_Assignment:_ The listing below must be repeated word for word, with its images excluded.
*** The data Section Begins ***
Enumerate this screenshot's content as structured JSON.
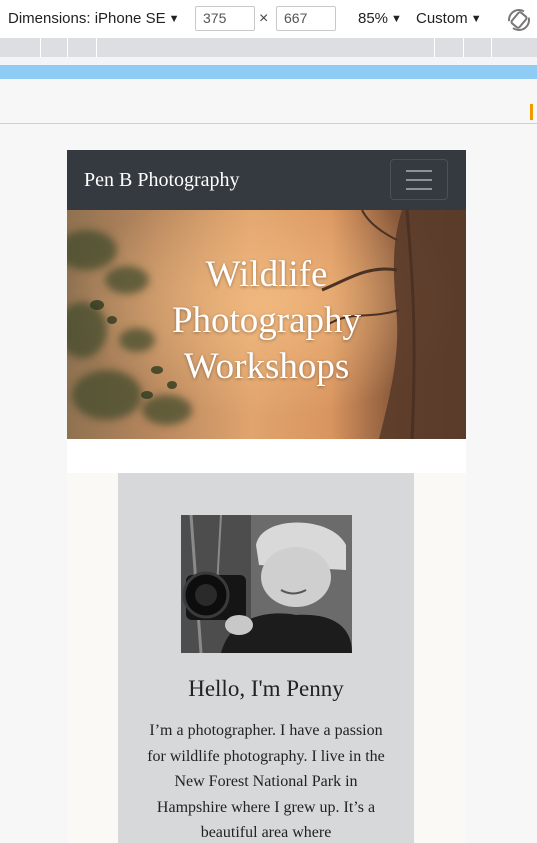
{
  "devtools": {
    "dimensions_label": "Dimensions: iPhone SE",
    "width_value": "375",
    "height_value": "667",
    "times": "×",
    "zoom_label": "85%",
    "throttle_label": "Custom"
  },
  "navbar": {
    "brand": "Pen B Photography"
  },
  "hero": {
    "title_line1": "Wildlife",
    "title_line2": "Photography",
    "title_line3": "Workshops"
  },
  "about": {
    "heading": "Hello, I'm Penny",
    "text": "I’m a photographer. I have a passion for wildlife photography. I live in the New Forest National Park in Hampshire where I grew up. It’s a beautiful area where"
  },
  "colors": {
    "navbar_bg": "#343a40",
    "card_bg": "#d7d8da",
    "media_bar": "#8ecbf5"
  }
}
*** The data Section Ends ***
_Answer:_
Enumerate this screenshot's content as structured JSON.
{
  "devtools": {
    "dimensions_label": "Dimensions: iPhone SE",
    "width_value": "375",
    "height_value": "667",
    "times": "×",
    "zoom_label": "85%",
    "throttle_label": "Custom"
  },
  "navbar": {
    "brand": "Pen B Photography"
  },
  "hero": {
    "title_line1": "Wildlife",
    "title_line2": "Photography",
    "title_line3": "Workshops"
  },
  "about": {
    "heading": "Hello, I'm Penny",
    "text": "I’m a photographer. I have a passion for wildlife photography. I live in the New Forest National Park in Hampshire where I grew up. It’s a beautiful area where"
  },
  "colors": {
    "navbar_bg": "#343a40",
    "card_bg": "#d7d8da",
    "media_bar": "#8ecbf5"
  }
}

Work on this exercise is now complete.